→ Data for review:
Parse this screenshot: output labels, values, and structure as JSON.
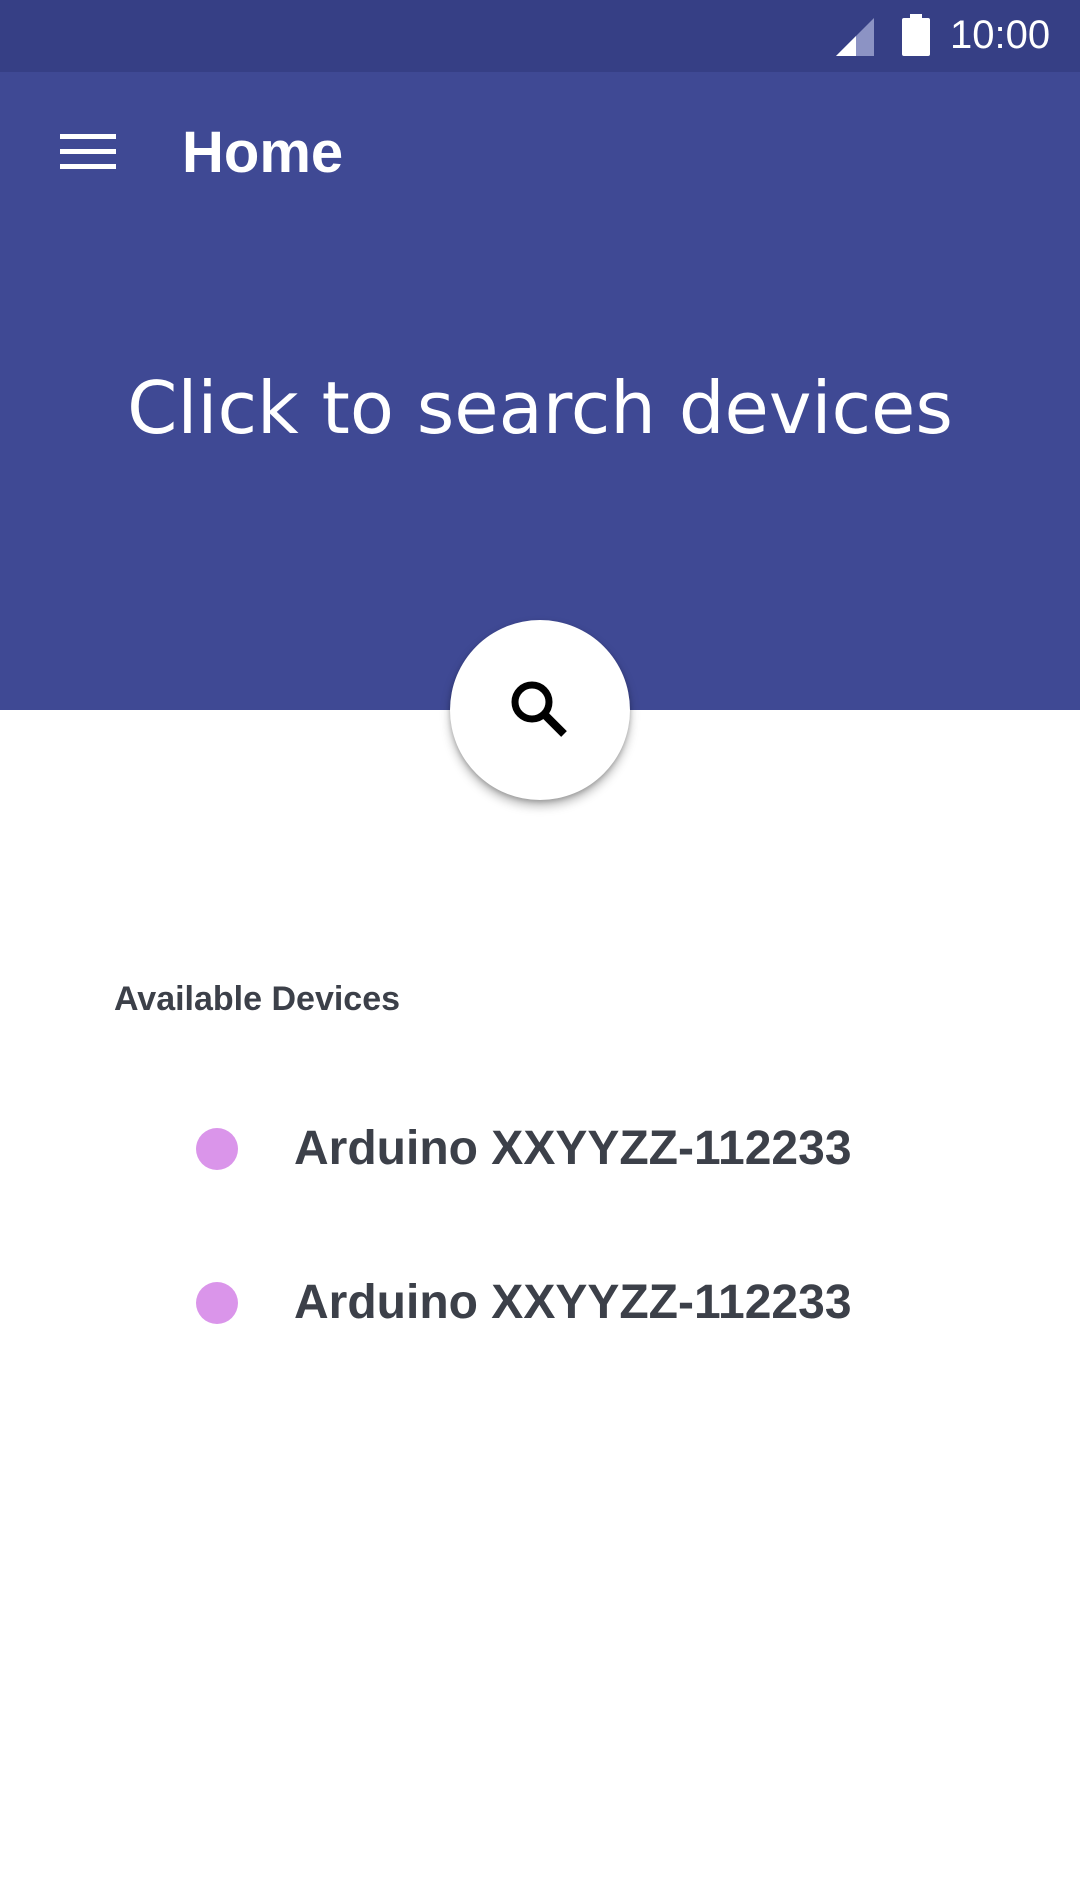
{
  "status_bar": {
    "time": "10:00",
    "icons": [
      "signal-icon",
      "battery-icon"
    ]
  },
  "header": {
    "title": "Home",
    "menu_icon": "menu-icon",
    "prompt": "Click to search devices",
    "background_color": "#3f4994",
    "status_bar_color": "#363f85"
  },
  "search_button": {
    "icon": "search-icon"
  },
  "devices_section": {
    "label": "Available Devices",
    "items": [
      {
        "name": "Arduino XXYYZZ-112233",
        "status_color": "#da95ea"
      },
      {
        "name": "Arduino XXYYZZ-112233",
        "status_color": "#da95ea"
      }
    ]
  }
}
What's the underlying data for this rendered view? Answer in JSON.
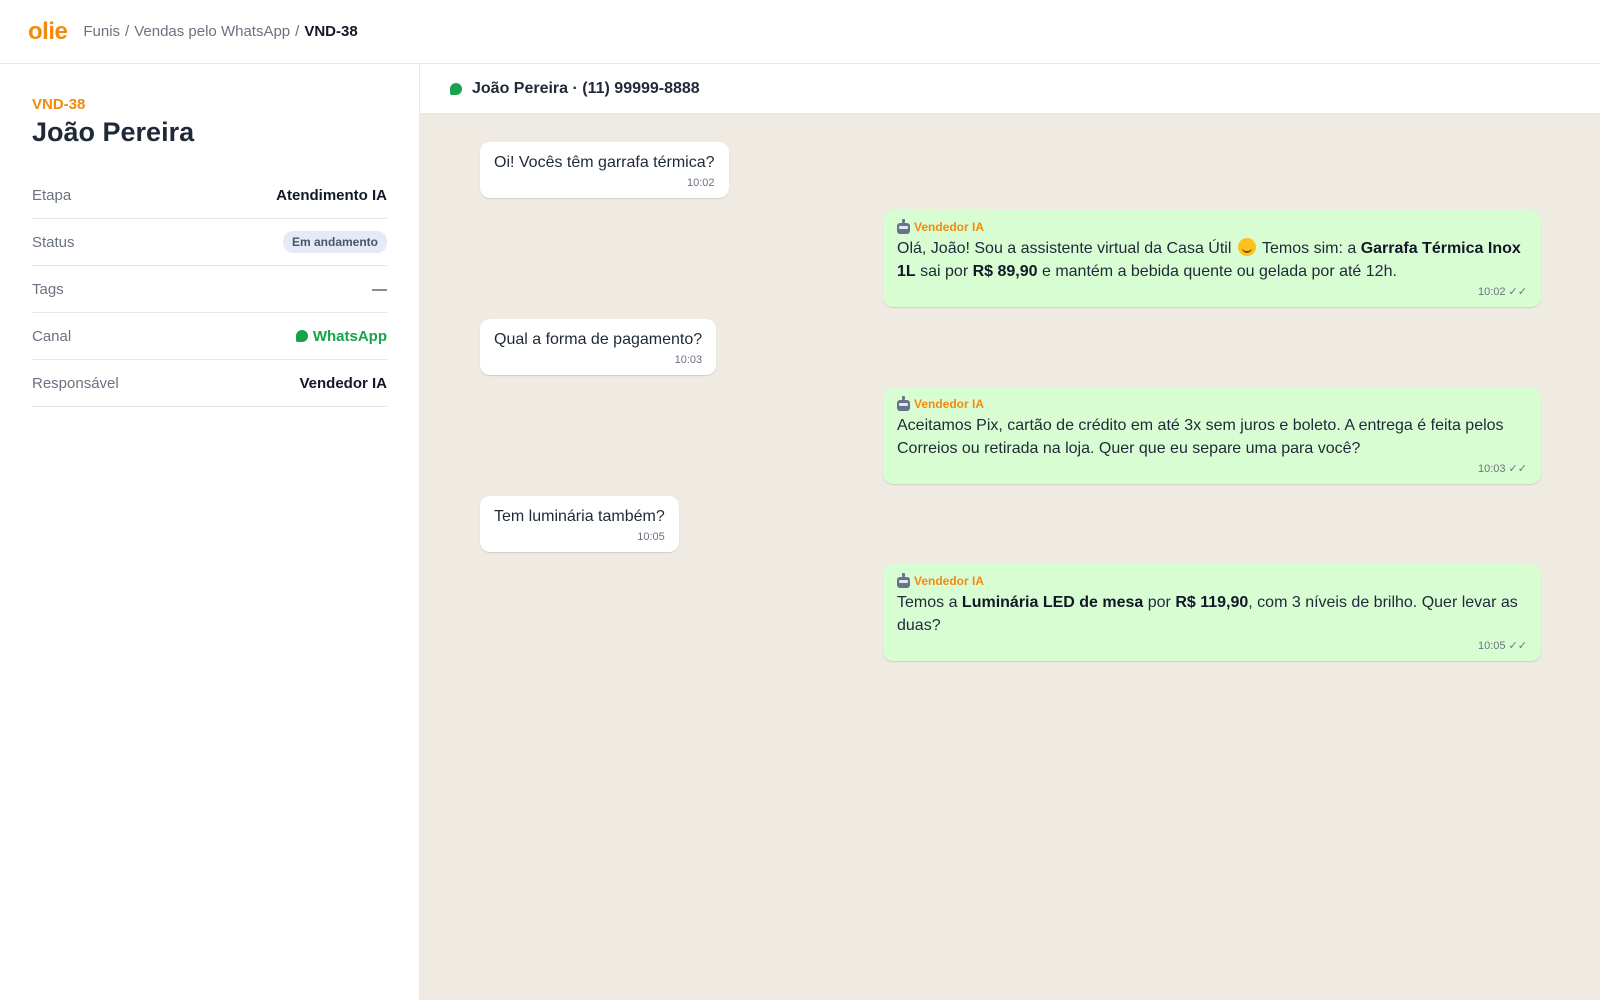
{
  "header": {
    "logo": "olie",
    "breadcrumb": [
      "Funis",
      "Vendas pelo WhatsApp",
      "VND-38"
    ],
    "separator": "/"
  },
  "sidebar": {
    "ticket_id": "VND-38",
    "contact_name": "João Pereira",
    "fields": [
      {
        "key": "Etapa",
        "value": "Atendimento IA"
      },
      {
        "key": "Status",
        "value": "Em andamento"
      },
      {
        "key": "Tags",
        "value": "—"
      },
      {
        "key": "Canal",
        "value": "WhatsApp"
      },
      {
        "key": "Responsável",
        "value": "Vendedor IA"
      }
    ]
  },
  "chat": {
    "header": "João Pereira · (11) 99999-8888",
    "messages": [
      {
        "dir": "in",
        "text": "Oi! Vocês têm garrafa térmica?",
        "time": "10:02"
      },
      {
        "dir": "out",
        "sender": "Vendedor IA",
        "parts": [
          "Olá, João! Sou a assistente virtual da Casa Útil ",
          " Temos sim: a ",
          "Garrafa Térmica Inox 1L",
          " sai por ",
          "R$ 89,90",
          " e mantém a bebida quente ou gelada por até 12h."
        ],
        "time": "10:02 ✓✓"
      },
      {
        "dir": "in",
        "text": "Qual a forma de pagamento?",
        "time": "10:03"
      },
      {
        "dir": "out",
        "sender": "Vendedor IA",
        "text": "Aceitamos Pix, cartão de crédito em até 3x sem juros e boleto. A entrega é feita pelos Correios ou retirada na loja. Quer que eu separe uma para você?",
        "time": "10:03 ✓✓"
      },
      {
        "dir": "in",
        "text": "Tem luminária também?",
        "time": "10:05"
      },
      {
        "dir": "out",
        "sender": "Vendedor IA",
        "parts": [
          "Temos a ",
          "Luminária LED de mesa",
          " por ",
          "R$ 119,90",
          ", com 3 níveis de brilho. Quer levar as duas?"
        ],
        "time": "10:05 ✓✓"
      }
    ]
  },
  "colors": {
    "brand": "#f38a0c",
    "whatsapp": "#16a34a",
    "chat_bg": "#efeae2",
    "outgoing_bubble": "#d9fdd3"
  }
}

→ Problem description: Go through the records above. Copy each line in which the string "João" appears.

→ Worked solution:
    "contact_name": "João Pereira",
    "header": "João Pereira · (11) 99999-8888",
          "Olá, João! Sou a assistente virtual da Casa Útil ",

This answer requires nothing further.